This charming man? England is Mine explores a younger Morrissey to reveal lesser seen shades
- Kirstyn Smith
- 9 June 2017
Ahead of Morrissey biopic's world premiere at Edinburgh Film Festival, The List's music editor and self-confessed fan takes a look at the man behind the myth and the devotion he arouses
It's awkward being a Morrissey fan. It's even more awkward to be a Morrissey fan with a couple of very visible tattoos related to the singer. People are inclined to greet you with the phrase: 'What's that say? Morrissey? Aw, he's a c**t.'

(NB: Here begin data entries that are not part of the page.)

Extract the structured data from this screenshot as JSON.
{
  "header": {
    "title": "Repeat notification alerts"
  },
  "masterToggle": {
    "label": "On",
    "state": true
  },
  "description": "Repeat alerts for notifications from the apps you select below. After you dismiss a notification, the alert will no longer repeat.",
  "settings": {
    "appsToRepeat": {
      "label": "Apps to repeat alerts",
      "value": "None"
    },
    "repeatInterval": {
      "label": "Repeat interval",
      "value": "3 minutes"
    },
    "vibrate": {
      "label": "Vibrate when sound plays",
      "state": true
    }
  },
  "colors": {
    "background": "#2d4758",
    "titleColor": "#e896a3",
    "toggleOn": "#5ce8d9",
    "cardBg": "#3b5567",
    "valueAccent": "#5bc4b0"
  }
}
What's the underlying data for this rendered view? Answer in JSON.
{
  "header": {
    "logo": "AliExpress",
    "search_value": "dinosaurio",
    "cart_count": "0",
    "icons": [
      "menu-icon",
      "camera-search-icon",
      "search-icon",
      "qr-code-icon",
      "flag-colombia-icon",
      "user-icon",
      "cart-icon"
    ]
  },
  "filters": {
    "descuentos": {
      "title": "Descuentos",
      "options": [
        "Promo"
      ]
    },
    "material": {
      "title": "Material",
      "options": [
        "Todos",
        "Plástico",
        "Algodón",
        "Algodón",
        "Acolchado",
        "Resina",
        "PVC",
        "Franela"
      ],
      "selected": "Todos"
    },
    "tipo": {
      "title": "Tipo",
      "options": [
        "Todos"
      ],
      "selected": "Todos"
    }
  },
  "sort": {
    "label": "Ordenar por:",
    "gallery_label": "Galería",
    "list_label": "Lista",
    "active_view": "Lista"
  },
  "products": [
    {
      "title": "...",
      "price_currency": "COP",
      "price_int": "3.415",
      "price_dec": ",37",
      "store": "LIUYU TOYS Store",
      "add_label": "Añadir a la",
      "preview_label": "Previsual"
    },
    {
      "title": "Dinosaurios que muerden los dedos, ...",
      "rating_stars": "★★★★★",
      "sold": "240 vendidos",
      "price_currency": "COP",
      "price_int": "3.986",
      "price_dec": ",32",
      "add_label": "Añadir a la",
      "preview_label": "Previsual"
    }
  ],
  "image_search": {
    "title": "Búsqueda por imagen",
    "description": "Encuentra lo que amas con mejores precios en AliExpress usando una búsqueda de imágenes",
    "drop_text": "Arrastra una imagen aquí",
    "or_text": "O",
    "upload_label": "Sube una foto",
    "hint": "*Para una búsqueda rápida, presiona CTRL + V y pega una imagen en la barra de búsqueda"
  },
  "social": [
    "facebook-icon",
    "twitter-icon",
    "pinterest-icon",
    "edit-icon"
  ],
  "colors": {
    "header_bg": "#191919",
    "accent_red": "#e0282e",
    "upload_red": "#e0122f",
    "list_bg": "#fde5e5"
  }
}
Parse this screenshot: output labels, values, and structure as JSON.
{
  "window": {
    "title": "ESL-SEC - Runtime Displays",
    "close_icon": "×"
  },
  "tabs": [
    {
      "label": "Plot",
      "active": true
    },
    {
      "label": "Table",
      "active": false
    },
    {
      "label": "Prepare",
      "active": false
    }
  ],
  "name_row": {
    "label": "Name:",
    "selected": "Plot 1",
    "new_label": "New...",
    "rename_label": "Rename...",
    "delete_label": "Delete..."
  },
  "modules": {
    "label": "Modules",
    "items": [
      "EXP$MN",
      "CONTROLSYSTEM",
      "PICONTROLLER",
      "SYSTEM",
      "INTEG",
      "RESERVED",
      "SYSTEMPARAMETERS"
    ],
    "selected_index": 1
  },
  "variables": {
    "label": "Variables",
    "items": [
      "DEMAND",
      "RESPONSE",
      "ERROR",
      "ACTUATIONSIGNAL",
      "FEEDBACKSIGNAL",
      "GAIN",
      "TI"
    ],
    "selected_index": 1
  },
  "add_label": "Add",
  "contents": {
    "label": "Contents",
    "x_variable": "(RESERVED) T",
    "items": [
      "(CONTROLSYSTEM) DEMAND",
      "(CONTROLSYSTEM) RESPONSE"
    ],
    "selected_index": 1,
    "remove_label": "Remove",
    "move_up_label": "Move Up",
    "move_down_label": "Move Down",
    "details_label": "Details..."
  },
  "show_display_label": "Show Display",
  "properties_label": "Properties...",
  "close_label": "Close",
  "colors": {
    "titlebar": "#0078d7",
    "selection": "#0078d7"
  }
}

As far as separating the art from the artist is concerned, Morrissey is hardly the most complex example – John Lennon, David Bowie, Woody Allen, even Roald Dahl and Picasso carry more convolution than him, but there's a certain amount of blame-shouldering undertaken when you're the one who made the admittedly dubious decision to get tributes permanently inked onto your body.
As the lead singer with the Smiths, and with an extensive solo career to boot, he's one of music's most iconic figures. Always an outsider, a beacon for the misguided, his fans can be fiercely loyal and willing to defend him throughout his most troublesome interview pull-quotes.
For this article, I reached out to a well-known figure in the Morrissey fan community for their opinion on the Morrissey of today vs the Morrissey portrayed in England is Mine, Mark Gill's Morrissey biopic. They prefaced an interview with the proviso that they would contribute to 'any article that portrayed Morrissey in a positive light', but wouldn't talk about 'his politics, or royals, or meat, or racism', nor respond to questions touching on his personal life and health. It's hard to write about Morrissey – in articles like this which aren't music-focused – without side-eyeing his widely-reported views on those banned topics. For a man who has made his living from being unafraid to stand up for his beliefs, his fans, in my experience (myself included), are more inclined to stay out of it.
Those fans unwilling to dig into the more salacious aspects of Morrissey will still go to see England is Mine. But, is it necessary to know about Morrissey's younger years, about his personal life, about his political views and wellbeing in order to be a fan? All signs point to no, but it's against human nature not to be interested, particularly dealing with a man who tantalises contradictory views and opinions in both lyrics and interviews.
Why, then, does the film exist? Perhaps to show a different version of the aloof, curmudgeonly figure depicted by the media these days. Is it a chance to see a Morrissey newcomers might not recognise: a furiously ambitious and talented individual, bored with his tax office job and looking for something more from life? The film, based in 1970s Manchester, depicts a shy, insecure figure, scared to break from the mainstream, but simultaneously desperate to be that fish out of water. Turning points include his discovery of the city's vibrant underground music scene and friendship with artist Linder Sterling, not to mention the film's culmination: a fateful meeting with Johnny Marr (the rest, as they say, etc). This bright-eyed, excited soul is at odds with Morrissey today whose brand veers from media troll to someone who has no fucks left to give. Or perhaps someone who just wants to be left alone.
Therein lies the crux. The Morrissey brand is also a secretive one, he's managed to be protective of his personal life his entire career, despite fans and journos alike nipping his ear. Rightly so. Still, it will be an interesting depiction – to see this fictional Morrissey (played by Jack Lowden) unblinkered by fame, unaware of how he will be handled in the public eye, who hasn't yet opened his 'mealy mouth' to the world.
England is Mine has its world premiere at Edinburgh Festival Theatre on Sun 2 Jul as part of EIFF.